Assigned task: Reproduce each entry exactly as it reads. Leave the images out.

- Opening Delimiter -

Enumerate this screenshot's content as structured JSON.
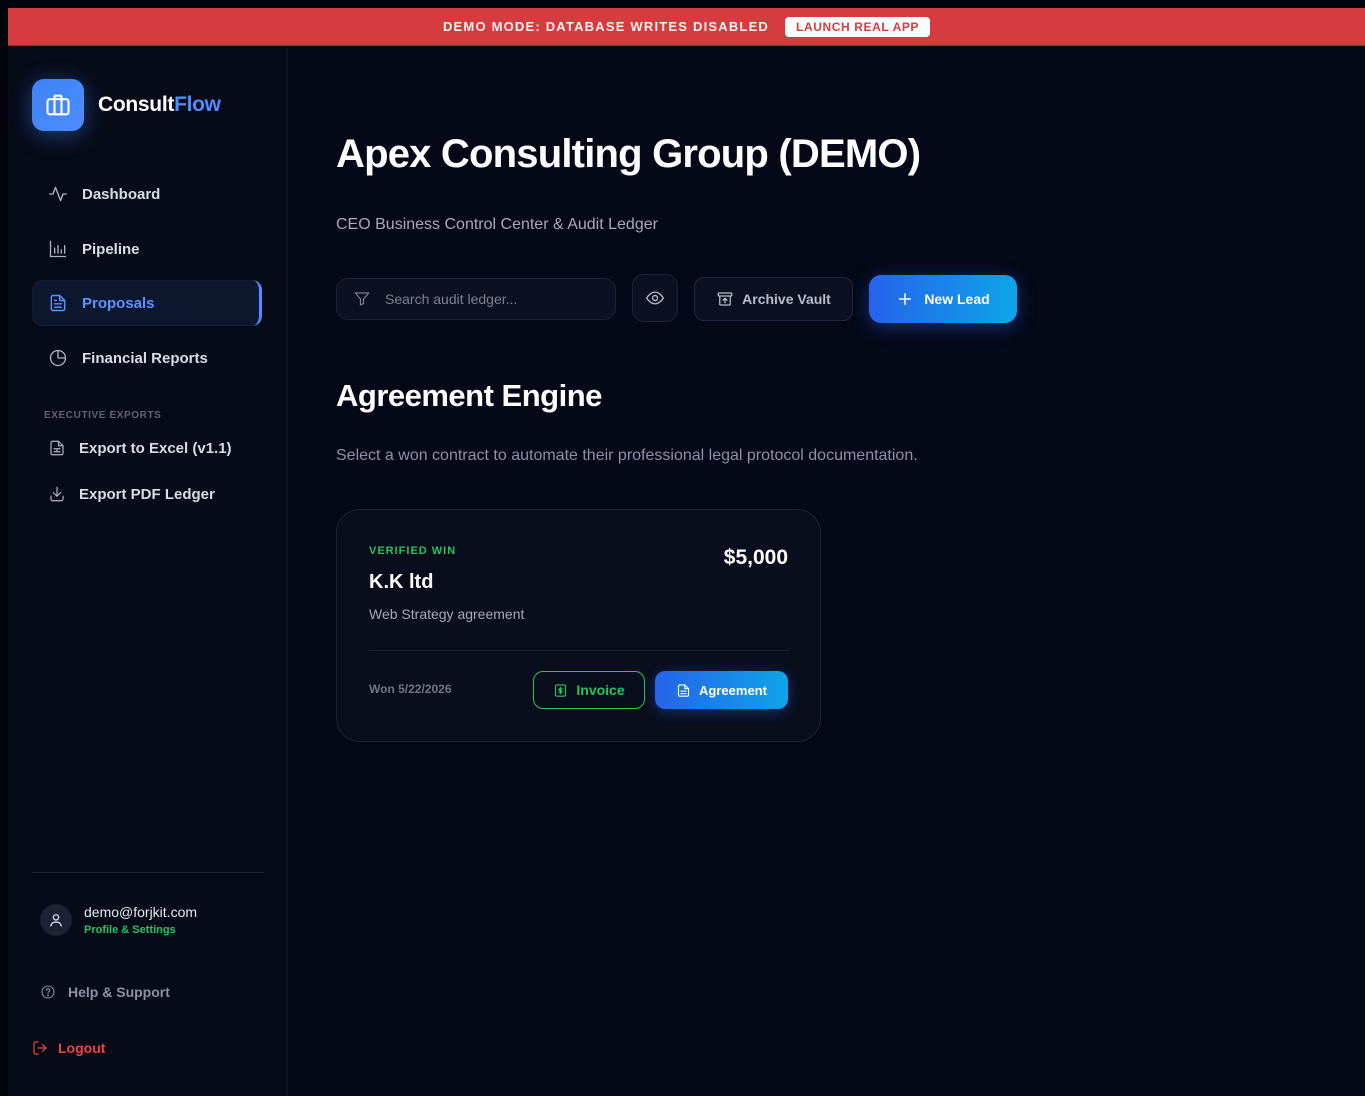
{
  "demo_banner": {
    "text": "DEMO MODE: DATABASE WRITES DISABLED",
    "button": "LAUNCH REAL APP",
    "color": "#d63b3f"
  },
  "brand": {
    "name_part1": "Consult",
    "name_part2": "Flow",
    "accent": "#4f8dff",
    "icon": "briefcase-icon"
  },
  "sidebar": {
    "nav": [
      {
        "label": "Dashboard",
        "icon": "activity-icon",
        "active": false
      },
      {
        "label": "Pipeline",
        "icon": "bar-chart-icon",
        "active": false
      },
      {
        "label": "Proposals",
        "icon": "document-icon",
        "active": true
      },
      {
        "label": "Financial Reports",
        "icon": "pie-chart-icon",
        "active": false
      }
    ],
    "section_label": "EXECUTIVE EXPORTS",
    "exports": [
      {
        "label": "Export to Excel (v1.1)",
        "icon": "spreadsheet-icon"
      },
      {
        "label": "Export PDF Ledger",
        "icon": "download-icon"
      }
    ],
    "user": {
      "email": "demo@forjkit.com",
      "link": "Profile & Settings"
    },
    "help": "Help & Support",
    "logout": "Logout"
  },
  "main": {
    "title": "Apex Consulting Group (DEMO)",
    "subtitle": "CEO Business Control Center & Audit Ledger",
    "search_placeholder": "Search audit ledger...",
    "archive_label": "Archive Vault",
    "new_lead_label": "New Lead",
    "section_title": "Agreement Engine",
    "section_desc": "Select a won contract to automate their professional legal protocol documentation."
  },
  "card": {
    "status": "VERIFIED WIN",
    "amount": "$5,000",
    "client": "K.K ltd",
    "description": "Web Strategy agreement",
    "won_date": "Won 5/22/2026",
    "invoice_label": "Invoice",
    "agreement_label": "Agreement",
    "status_color": "#22c55e"
  }
}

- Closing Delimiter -

Result of this task:
Enumerate this screenshot's content as structured JSON.
{
  "demo_banner": {
    "text": "DEMO MODE: DATABASE WRITES DISABLED",
    "button": "LAUNCH REAL APP",
    "color": "#d63b3f"
  },
  "brand": {
    "name_part1": "Consult",
    "name_part2": "Flow",
    "accent": "#4f8dff",
    "icon": "briefcase-icon"
  },
  "sidebar": {
    "nav": [
      {
        "label": "Dashboard",
        "icon": "activity-icon",
        "active": false
      },
      {
        "label": "Pipeline",
        "icon": "bar-chart-icon",
        "active": false
      },
      {
        "label": "Proposals",
        "icon": "document-icon",
        "active": true
      },
      {
        "label": "Financial Reports",
        "icon": "pie-chart-icon",
        "active": false
      }
    ],
    "section_label": "EXECUTIVE EXPORTS",
    "exports": [
      {
        "label": "Export to Excel (v1.1)",
        "icon": "spreadsheet-icon"
      },
      {
        "label": "Export PDF Ledger",
        "icon": "download-icon"
      }
    ],
    "user": {
      "email": "demo@forjkit.com",
      "link": "Profile & Settings"
    },
    "help": "Help & Support",
    "logout": "Logout"
  },
  "main": {
    "title": "Apex Consulting Group (DEMO)",
    "subtitle": "CEO Business Control Center & Audit Ledger",
    "search_placeholder": "Search audit ledger...",
    "archive_label": "Archive Vault",
    "new_lead_label": "New Lead",
    "section_title": "Agreement Engine",
    "section_desc": "Select a won contract to automate their professional legal protocol documentation."
  },
  "card": {
    "status": "VERIFIED WIN",
    "amount": "$5,000",
    "client": "K.K ltd",
    "description": "Web Strategy agreement",
    "won_date": "Won 5/22/2026",
    "invoice_label": "Invoice",
    "agreement_label": "Agreement",
    "status_color": "#22c55e"
  }
}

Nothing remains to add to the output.